- SUPPLIED DATA
....
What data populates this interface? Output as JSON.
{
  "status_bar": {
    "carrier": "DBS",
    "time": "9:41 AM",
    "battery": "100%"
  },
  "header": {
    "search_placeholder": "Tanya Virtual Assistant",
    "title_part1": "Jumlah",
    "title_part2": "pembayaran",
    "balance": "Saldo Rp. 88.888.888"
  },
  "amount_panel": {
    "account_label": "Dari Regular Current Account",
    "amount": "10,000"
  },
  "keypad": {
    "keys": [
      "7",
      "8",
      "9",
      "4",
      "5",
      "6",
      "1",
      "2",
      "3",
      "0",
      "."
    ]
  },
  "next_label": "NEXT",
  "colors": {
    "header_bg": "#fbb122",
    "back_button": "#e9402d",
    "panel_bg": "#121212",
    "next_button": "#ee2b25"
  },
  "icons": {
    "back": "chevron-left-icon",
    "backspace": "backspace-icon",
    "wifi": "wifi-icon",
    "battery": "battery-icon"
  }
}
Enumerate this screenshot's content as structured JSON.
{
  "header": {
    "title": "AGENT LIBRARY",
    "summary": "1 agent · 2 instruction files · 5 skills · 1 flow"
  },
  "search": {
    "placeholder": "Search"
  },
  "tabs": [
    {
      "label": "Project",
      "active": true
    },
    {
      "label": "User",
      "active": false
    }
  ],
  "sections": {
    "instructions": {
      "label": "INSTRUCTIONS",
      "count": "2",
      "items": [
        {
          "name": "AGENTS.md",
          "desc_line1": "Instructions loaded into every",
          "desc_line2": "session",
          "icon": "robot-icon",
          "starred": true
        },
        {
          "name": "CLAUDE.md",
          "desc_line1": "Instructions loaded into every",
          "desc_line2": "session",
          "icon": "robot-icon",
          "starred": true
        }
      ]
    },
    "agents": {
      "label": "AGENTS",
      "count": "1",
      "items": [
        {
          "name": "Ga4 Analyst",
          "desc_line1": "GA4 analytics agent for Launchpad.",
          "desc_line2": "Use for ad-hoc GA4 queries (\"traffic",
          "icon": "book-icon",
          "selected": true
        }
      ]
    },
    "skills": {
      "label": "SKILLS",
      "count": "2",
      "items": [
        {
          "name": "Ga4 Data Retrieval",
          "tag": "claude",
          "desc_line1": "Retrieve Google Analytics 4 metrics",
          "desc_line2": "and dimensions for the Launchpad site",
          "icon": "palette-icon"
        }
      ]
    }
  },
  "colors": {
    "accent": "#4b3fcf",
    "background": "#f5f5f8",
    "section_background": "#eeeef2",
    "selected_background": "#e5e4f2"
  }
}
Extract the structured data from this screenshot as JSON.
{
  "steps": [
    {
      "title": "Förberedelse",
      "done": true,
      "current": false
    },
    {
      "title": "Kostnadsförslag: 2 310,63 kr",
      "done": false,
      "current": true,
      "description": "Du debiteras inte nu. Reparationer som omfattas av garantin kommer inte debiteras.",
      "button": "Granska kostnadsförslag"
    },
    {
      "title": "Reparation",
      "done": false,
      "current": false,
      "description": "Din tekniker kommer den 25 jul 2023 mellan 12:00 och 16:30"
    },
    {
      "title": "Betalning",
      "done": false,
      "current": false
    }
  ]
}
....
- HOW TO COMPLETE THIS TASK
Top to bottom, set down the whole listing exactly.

- ANSWER SPACE
What data populates this interface? Output as JSON.
{
  "status_bar": {
    "carrier": "DBS",
    "time": "9:41 AM",
    "battery": "100%"
  },
  "header": {
    "search_placeholder": "Tanya Virtual Assistant",
    "title_part1": "Jumlah",
    "title_part2": "pembayaran",
    "balance": "Saldo Rp. 88.888.888"
  },
  "amount_panel": {
    "account_label": "Dari Regular Current Account",
    "amount": "10,000"
  },
  "keypad": {
    "keys": [
      "7",
      "8",
      "9",
      "4",
      "5",
      "6",
      "1",
      "2",
      "3",
      "0",
      "."
    ]
  },
  "next_label": "NEXT",
  "colors": {
    "header_bg": "#fbb122",
    "back_button": "#e9402d",
    "panel_bg": "#121212",
    "next_button": "#ee2b25"
  },
  "icons": {
    "back": "chevron-left-icon",
    "backspace": "backspace-icon",
    "wifi": "wifi-icon",
    "battery": "battery-icon"
  }
}
Enumerate this screenshot's content as structured JSON.
{
  "header": {
    "title": "AGENT LIBRARY",
    "summary": "1 agent · 2 instruction files · 5 skills · 1 flow"
  },
  "search": {
    "placeholder": "Search"
  },
  "tabs": [
    {
      "label": "Project",
      "active": true
    },
    {
      "label": "User",
      "active": false
    }
  ],
  "sections": {
    "instructions": {
      "label": "INSTRUCTIONS",
      "count": "2",
      "items": [
        {
          "name": "AGENTS.md",
          "desc_line1": "Instructions loaded into every",
          "desc_line2": "session",
          "icon": "robot-icon",
          "starred": true
        },
        {
          "name": "CLAUDE.md",
          "desc_line1": "Instructions loaded into every",
          "desc_line2": "session",
          "icon": "robot-icon",
          "starred": true
        }
      ]
    },
    "agents": {
      "label": "AGENTS",
      "count": "1",
      "items": [
        {
          "name": "Ga4 Analyst",
          "desc_line1": "GA4 analytics agent for Launchpad.",
          "desc_line2": "Use for ad-hoc GA4 queries (\"traffic",
          "icon": "book-icon",
          "selected": true
        }
      ]
    },
    "skills": {
      "label": "SKILLS",
      "count": "2",
      "items": [
        {
          "name": "Ga4 Data Retrieval",
          "tag": "claude",
          "desc_line1": "Retrieve Google Analytics 4 metrics",
          "desc_line2": "and dimensions for the Launchpad site",
          "icon": "palette-icon"
        }
      ]
    }
  },
  "colors": {
    "accent": "#4b3fcf",
    "background": "#f5f5f8",
    "section_background": "#eeeef2",
    "selected_background": "#e5e4f2"
  }
}
Extract the structured data from this screenshot as JSON.
{
  "steps": [
    {
      "title": "Förberedelse",
      "done": true,
      "current": false
    },
    {
      "title": "Kostnadsförslag: 2 310,63 kr",
      "done": false,
      "current": true,
      "description": "Du debiteras inte nu. Reparationer som omfattas av garantin kommer inte debiteras.",
      "button": "Granska kostnadsförslag"
    },
    {
      "title": "Reparation",
      "done": false,
      "current": false,
      "description": "Din tekniker kommer den 25 jul 2023 mellan 12:00 och 16:30"
    },
    {
      "title": "Betalning",
      "done": false,
      "current": false
    }
  ]
}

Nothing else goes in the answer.